The ultimate huck

Senior Julian Walston heads to Carleton College to play frisbee

by Faith Isakson, Staff

You’ve probably been to a football game, or maybe you’re a basketball fan and enjoy watching and cheering from the bleachers. But it’s likely you’ve never watched ultimate frisbee, the sport with no referees and spirit awards being given out after most games.  

Senior Julian Walston has been playing ultimate frisbee since third grade. He’s played other sports such as basketball and tennis, but has quit both to pursue frisbee more seriously after COVID-19 forced him to take a break from frisbee. “I got back into ultimate after taking a break, and I’ve played it year round since,” he said. He plans to continue his frisbee journey at Carleton College in Northfield Minnesota next year. 

Since Shorewood does not have an ultimate frisbee team, Walston has been playing for Nathan Hale’s boys and mixed team, along with a youth club team. He is also a practice player for the Seattle Cascades, a professional frisbee team based out of Seattle that competes in the Western Division of the American Ultimate Disc League. Practicing with them gave Walston insight into the intensity of professional play and forced him to step up his game. “The level was so much higher that it really challenged me to improve my game,” he said. 

One aspect of frisbee that appeals to Walston is the emphasis on sportsmanship. To encourage fairness and a positive attitude, the concept of spirit of the game is an integral part of the sport. “There’s this thing called spirit of the game, where the emphasis is about enjoying playing and enjoying each other and having good sportsmanship, which creates a good culture within your team and a lot of friendships between teams,” Walston said.

Spirit of the game can be implemented in many different ways. “At some tournaments you give spirit awards, where after a game the whole team or the coach decides on one of the other players and gives them a disc or some sort of prize for having good spirit,” he said. Sportsmanship is encouraged throughout the whole season, not just at tournaments. 

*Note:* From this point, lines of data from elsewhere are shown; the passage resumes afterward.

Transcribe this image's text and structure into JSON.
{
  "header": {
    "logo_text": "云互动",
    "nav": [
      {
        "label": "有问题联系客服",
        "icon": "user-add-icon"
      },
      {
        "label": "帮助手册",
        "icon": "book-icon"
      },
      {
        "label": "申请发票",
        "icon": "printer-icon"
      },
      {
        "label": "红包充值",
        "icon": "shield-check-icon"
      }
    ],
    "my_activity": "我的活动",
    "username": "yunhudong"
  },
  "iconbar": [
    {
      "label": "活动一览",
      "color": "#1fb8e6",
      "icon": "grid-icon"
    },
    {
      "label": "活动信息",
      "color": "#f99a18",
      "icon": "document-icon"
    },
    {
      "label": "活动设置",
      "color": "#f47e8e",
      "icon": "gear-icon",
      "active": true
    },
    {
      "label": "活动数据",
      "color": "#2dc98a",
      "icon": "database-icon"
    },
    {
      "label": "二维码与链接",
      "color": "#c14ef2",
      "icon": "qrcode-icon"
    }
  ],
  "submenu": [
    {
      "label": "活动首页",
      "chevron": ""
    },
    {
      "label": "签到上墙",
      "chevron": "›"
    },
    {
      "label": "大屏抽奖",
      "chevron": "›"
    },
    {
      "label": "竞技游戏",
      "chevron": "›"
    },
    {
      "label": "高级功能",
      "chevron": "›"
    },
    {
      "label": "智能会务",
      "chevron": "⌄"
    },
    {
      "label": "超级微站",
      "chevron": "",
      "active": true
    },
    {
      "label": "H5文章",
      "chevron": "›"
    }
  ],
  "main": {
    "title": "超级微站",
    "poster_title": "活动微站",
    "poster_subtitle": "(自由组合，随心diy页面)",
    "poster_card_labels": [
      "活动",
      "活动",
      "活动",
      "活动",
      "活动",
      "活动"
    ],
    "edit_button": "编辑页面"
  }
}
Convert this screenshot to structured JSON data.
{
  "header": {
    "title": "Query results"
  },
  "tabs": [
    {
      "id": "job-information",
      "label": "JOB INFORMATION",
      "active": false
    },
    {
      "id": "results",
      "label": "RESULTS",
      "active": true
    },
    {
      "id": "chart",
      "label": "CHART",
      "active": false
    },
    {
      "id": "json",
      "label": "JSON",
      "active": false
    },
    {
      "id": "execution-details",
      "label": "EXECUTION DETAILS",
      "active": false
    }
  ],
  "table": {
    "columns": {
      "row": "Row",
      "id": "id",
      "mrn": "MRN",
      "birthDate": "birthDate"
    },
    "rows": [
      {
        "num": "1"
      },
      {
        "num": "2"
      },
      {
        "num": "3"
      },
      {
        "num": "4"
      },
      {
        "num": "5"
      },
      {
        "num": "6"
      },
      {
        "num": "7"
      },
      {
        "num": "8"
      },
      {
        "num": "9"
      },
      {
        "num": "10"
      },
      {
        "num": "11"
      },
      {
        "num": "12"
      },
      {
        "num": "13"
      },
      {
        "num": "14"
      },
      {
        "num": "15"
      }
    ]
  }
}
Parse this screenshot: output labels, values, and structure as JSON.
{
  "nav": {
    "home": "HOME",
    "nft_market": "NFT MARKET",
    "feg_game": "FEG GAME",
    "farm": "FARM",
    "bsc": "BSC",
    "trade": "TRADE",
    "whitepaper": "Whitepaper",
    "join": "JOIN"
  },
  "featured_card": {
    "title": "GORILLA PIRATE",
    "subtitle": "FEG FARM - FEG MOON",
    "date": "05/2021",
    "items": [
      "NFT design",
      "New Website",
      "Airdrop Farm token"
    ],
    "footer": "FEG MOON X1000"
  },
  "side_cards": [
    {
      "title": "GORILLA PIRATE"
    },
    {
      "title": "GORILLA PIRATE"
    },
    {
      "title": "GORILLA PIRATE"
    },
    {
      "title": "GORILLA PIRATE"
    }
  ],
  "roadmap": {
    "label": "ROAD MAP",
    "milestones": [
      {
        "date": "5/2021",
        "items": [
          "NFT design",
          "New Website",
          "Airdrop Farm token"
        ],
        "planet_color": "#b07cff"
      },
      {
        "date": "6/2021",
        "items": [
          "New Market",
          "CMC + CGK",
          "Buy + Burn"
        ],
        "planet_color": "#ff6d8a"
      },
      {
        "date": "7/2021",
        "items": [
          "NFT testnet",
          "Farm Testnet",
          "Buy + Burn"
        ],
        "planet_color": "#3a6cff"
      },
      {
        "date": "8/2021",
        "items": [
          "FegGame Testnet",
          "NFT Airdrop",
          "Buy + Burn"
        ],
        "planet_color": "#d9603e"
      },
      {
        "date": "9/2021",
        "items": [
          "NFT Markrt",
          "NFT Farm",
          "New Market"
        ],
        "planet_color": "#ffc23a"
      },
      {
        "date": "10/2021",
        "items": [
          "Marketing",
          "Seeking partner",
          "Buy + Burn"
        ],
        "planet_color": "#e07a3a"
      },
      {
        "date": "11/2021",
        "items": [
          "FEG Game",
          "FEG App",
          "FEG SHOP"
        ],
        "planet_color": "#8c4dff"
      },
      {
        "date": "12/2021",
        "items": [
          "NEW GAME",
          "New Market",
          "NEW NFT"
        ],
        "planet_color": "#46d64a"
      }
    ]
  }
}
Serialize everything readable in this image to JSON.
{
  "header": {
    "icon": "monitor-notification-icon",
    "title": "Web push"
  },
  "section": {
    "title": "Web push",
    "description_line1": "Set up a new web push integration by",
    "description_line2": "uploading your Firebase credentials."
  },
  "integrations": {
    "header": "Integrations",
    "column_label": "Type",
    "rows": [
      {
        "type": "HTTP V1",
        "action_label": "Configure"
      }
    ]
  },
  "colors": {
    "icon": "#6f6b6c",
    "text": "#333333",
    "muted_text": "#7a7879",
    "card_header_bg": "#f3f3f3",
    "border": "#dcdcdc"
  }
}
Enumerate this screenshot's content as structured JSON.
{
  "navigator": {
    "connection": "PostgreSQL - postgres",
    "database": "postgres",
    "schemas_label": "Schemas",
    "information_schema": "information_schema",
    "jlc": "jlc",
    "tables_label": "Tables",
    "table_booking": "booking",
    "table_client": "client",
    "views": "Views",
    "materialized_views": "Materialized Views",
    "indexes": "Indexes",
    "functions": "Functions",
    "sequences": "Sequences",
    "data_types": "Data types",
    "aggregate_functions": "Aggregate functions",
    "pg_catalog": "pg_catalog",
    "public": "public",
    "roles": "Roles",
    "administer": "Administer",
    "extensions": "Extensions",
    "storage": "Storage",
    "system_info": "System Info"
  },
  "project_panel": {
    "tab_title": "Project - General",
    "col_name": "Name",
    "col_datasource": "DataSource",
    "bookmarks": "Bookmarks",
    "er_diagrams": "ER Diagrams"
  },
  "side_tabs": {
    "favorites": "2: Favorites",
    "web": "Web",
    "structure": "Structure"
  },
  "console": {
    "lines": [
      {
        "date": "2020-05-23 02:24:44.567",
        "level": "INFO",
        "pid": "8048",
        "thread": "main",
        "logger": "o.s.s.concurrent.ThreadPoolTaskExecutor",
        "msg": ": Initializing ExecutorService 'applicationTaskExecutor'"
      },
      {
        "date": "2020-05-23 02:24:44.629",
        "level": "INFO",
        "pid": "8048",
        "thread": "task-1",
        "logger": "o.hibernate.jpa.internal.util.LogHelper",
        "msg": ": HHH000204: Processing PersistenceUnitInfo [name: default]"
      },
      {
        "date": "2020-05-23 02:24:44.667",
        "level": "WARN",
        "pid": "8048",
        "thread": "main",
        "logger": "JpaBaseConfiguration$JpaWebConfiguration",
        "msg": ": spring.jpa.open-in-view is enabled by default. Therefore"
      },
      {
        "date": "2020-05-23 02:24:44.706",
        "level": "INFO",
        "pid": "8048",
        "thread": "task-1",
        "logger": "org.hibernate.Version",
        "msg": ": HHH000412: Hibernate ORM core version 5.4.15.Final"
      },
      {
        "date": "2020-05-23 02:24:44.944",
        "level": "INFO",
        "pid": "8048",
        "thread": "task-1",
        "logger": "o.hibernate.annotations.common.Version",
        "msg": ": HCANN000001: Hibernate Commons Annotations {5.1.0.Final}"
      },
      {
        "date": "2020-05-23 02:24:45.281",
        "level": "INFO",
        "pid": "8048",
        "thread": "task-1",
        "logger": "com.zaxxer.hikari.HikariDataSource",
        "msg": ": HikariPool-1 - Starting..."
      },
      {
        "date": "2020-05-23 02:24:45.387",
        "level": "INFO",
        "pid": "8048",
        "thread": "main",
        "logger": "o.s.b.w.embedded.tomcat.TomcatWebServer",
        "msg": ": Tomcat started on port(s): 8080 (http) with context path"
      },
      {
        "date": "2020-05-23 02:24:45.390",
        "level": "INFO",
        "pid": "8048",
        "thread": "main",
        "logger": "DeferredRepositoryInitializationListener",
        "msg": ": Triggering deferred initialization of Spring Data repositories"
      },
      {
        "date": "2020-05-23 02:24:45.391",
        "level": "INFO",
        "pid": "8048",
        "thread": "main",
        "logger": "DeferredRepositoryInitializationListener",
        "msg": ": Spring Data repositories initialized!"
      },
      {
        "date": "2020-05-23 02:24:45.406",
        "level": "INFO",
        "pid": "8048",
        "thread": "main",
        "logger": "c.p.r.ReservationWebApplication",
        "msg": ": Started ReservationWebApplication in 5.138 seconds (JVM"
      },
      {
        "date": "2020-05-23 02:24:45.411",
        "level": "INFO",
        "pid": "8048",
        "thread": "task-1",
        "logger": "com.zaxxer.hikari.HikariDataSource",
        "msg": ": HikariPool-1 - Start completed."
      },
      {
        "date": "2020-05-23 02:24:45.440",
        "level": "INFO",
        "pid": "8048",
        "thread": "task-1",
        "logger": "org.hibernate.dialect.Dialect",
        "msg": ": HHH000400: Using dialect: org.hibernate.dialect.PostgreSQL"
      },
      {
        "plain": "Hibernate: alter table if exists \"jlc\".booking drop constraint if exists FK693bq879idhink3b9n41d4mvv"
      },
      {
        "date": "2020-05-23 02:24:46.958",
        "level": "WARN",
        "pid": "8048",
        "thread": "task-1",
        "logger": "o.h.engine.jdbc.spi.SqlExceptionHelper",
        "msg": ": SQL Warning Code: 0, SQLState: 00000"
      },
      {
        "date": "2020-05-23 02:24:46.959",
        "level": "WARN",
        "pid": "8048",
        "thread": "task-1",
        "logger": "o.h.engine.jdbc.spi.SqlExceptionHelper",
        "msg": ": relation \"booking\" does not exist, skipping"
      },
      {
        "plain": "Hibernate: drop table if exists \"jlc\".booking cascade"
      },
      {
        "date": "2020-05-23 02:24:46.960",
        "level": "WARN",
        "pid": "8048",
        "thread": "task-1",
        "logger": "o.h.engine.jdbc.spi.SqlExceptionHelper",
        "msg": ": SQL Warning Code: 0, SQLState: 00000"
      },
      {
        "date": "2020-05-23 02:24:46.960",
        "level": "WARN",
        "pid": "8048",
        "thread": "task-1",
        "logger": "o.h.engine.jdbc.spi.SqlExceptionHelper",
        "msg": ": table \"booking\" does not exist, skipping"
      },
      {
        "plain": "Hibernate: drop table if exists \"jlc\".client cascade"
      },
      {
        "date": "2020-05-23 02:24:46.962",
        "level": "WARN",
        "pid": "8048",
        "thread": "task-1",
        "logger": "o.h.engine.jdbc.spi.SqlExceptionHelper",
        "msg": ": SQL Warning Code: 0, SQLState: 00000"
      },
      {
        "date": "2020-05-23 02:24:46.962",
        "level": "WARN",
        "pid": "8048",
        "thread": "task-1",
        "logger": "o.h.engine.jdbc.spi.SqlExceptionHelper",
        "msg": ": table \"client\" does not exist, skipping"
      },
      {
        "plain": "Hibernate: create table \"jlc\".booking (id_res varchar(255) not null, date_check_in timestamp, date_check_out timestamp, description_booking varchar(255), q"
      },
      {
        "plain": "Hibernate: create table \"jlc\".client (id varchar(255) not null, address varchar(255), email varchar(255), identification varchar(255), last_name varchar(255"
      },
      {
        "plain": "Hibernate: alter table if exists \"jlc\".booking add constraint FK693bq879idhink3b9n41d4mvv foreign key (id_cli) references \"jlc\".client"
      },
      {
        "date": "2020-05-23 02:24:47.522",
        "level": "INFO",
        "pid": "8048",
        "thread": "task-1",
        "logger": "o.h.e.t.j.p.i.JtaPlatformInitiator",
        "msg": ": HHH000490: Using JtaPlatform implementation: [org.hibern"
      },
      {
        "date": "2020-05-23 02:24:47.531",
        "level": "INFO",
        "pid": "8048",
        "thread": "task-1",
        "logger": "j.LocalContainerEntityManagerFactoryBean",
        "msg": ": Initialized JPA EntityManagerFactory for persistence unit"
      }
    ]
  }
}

 “During the regular season after a game you rate the opponent’s spirit, like how good of people they were doing the game basically,” said Walston. There are no referees, which also encourages good sportsmanship. “It’s a self-officiated sport so you get to call your own fouls and after a foul call you discuss it with the opponents what you thought happened, if you think there’s a foul and you resolve it that way,” Walston said. This practice is also in place for college teams. 

College frisbee is all club, but that doesn’t mean it’s not competitive. Carleton has six teams in total, with their men’s Division I program ranked as a top 15 team in the US.  “The teams have a lot more depth than in high school and other youth teams. It’s a lot more athletic and experienced people, which just raises the game and the level of play overall,” Walston said. 

The team is together at least five days a week either for practice or workouts. “It is pretty intense in the winter and fall. The main season is the spring, so in the winter and fall it’s [practice] two days a week for probably two hours and workouts three other days a week. In the spring it’s [practice] five days a week for two hours with tournaments on many weekends,” said Walston.

Walston will try out for their men’s Division I team in the fall, as there is no official recruiting process because it is not a National Collegiate Athletics Association (NCAA) division sport. He’s feeling stressed but isn’t worried about his chances of making the team. “I’m irrationally stressed about the tryouts. I think I have a pretty good shot to make it,” he said